Once we start seeing that there is, in fact, more than one potential outcome, and more than one path forward, we take back our power. From that space we can start to see and evaluate clearly the options ahead of us. At the same time we move out of victim mentality and stop believing that everything is happening to us and recognize our own power in the moment. We can choose to believe that things just might work out, that we can use our voice, live authentically and just maybe everything will be okay.

(Because drinking from the firehouse day in and day out never ends well for anyone. )

Photo by cottonbro from Pexels

Perfectionist Tendencies

Many of my clients embrace perfectionism in one way or another. Outwardly, they appear successful and confident but their inner dialogues are filled with self-judgments and a whole host of “shoulds” — things they should have done better, perfectly. As we unpack those patterns of negative self-talk and begin redirecting our brains to more worthy thoughts, it opens up yet another opportunity for self-judgment.

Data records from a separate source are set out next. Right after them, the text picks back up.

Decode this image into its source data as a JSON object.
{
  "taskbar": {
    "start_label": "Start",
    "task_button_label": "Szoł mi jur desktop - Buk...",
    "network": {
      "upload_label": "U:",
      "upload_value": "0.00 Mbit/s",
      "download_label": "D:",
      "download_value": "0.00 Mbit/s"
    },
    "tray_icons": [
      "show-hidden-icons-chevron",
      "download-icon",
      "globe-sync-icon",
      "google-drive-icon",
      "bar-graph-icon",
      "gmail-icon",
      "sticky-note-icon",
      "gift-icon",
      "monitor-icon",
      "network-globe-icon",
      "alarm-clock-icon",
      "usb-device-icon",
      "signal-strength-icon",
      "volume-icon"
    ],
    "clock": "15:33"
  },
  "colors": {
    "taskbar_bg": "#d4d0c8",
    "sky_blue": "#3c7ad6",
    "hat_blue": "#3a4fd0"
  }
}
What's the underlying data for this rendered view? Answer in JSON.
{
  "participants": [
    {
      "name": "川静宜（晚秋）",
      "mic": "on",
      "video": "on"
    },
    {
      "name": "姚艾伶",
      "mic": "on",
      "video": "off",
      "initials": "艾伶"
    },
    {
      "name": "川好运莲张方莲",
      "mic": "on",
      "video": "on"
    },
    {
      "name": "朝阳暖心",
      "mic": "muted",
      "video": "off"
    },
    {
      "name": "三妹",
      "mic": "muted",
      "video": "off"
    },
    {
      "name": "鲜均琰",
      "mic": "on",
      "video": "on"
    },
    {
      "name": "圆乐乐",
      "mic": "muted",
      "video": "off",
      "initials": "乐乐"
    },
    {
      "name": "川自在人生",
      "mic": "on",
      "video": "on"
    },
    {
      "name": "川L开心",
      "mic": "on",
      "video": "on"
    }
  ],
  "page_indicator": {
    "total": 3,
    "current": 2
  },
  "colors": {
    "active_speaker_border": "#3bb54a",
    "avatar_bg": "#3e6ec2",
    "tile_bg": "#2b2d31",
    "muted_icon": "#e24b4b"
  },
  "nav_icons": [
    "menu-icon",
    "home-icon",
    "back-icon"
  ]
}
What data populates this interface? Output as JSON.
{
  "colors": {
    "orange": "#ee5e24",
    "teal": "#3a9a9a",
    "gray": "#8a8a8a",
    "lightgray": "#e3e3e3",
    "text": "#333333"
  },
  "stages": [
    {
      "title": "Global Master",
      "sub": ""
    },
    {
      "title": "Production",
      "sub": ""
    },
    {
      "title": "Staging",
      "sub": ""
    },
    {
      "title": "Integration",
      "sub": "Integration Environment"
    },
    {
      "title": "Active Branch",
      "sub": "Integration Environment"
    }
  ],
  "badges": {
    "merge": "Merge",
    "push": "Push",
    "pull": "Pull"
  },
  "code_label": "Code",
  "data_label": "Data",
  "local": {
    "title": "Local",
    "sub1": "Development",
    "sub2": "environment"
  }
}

It’s not working.

I can’t stop the negative thinking.

This just the way that I am.

This isn’t worth the effort.

When those old negative patterns come back around and take the wind out of our new, intentional thinking, it can be incredibly frustrating. It starts to feel like it is never going to work; we’re never going to “fix” our brains.

Consider what it would be like to commit to writing with your non-dominant hand. There would be time when you would forget about the experiment — you might reach for your pen with your dominant hand, you might even write a few words before realizing your mistake. It would be frustrating. There would be times when it would feel like a fool’s errand and a waste of your energy.

Why not just forget it and go back to the way things were?

When we experience set backs on the path toward our goals, it can be demoralizing. It can feel like it’s never going to work. But, in our example, most of us wouldn’t be surprised when you automatically grabbed your pen with your dominant hand or when you simply forgot you were making efforts to change the practice. We wouldn’t be shocked when our automatic, unconscious impulses kicked in, of course they did!

This is the same thing that happens with our brains and goal-ing. Those old negative thoughts will come back. They will try to rain on your parade. They will creep in when you’re tired and out of gas at the end of a long day.

But what if those “slips” were part of the deal? What if those “mistakes” were there to teach you something?

Transitioning to new, more high vibrational thoughts will include some slippage and likely will never completely eradicate old patterns; however, the back and forth dance is an opportunity to embrace our own imperfections and challenge the concept of perfectionism. It’s an opportunity to recognize that change is never going to come easily and that it will require not only commitment but compassion for yourself and your imperfections. Practicing new beliefs and experiencing those challenges often forces my clients to come face to face with their own perfectionist tendencies. It forces them to accept their slips, have compassion, and keep going. It forces them to see that perfectionism is just a pretty excuse for treating themselves terribly and setting unrealistic expectations.

What if we could translate that practice to all aspects of our lives?

What if we were willing to embark on any task, knowing and even anticipating, that we were going to mess up along the way but committing to do it anyway?

Simple thought work often reveals a microcosm of my client’s relationships with themselves. It sheds light on all our self-deprecating tendencies and requires us to face them head on in order to make progress. Those small steps develop a skill that will last a lifetime and will allow you to do away with perfectionism and embrace your dreams.

Our minds can be adapted and renewed. Developments in neuroscience tell us that the brain is capable of establishing new neural pathways, healing and building new brain cells. To do this, the brain simply requires direction and repetition — it requires a commitment to change and push through the discomfort and the setbacks that will inevitably come.

Are you in?

Photo by Lisa from Pexels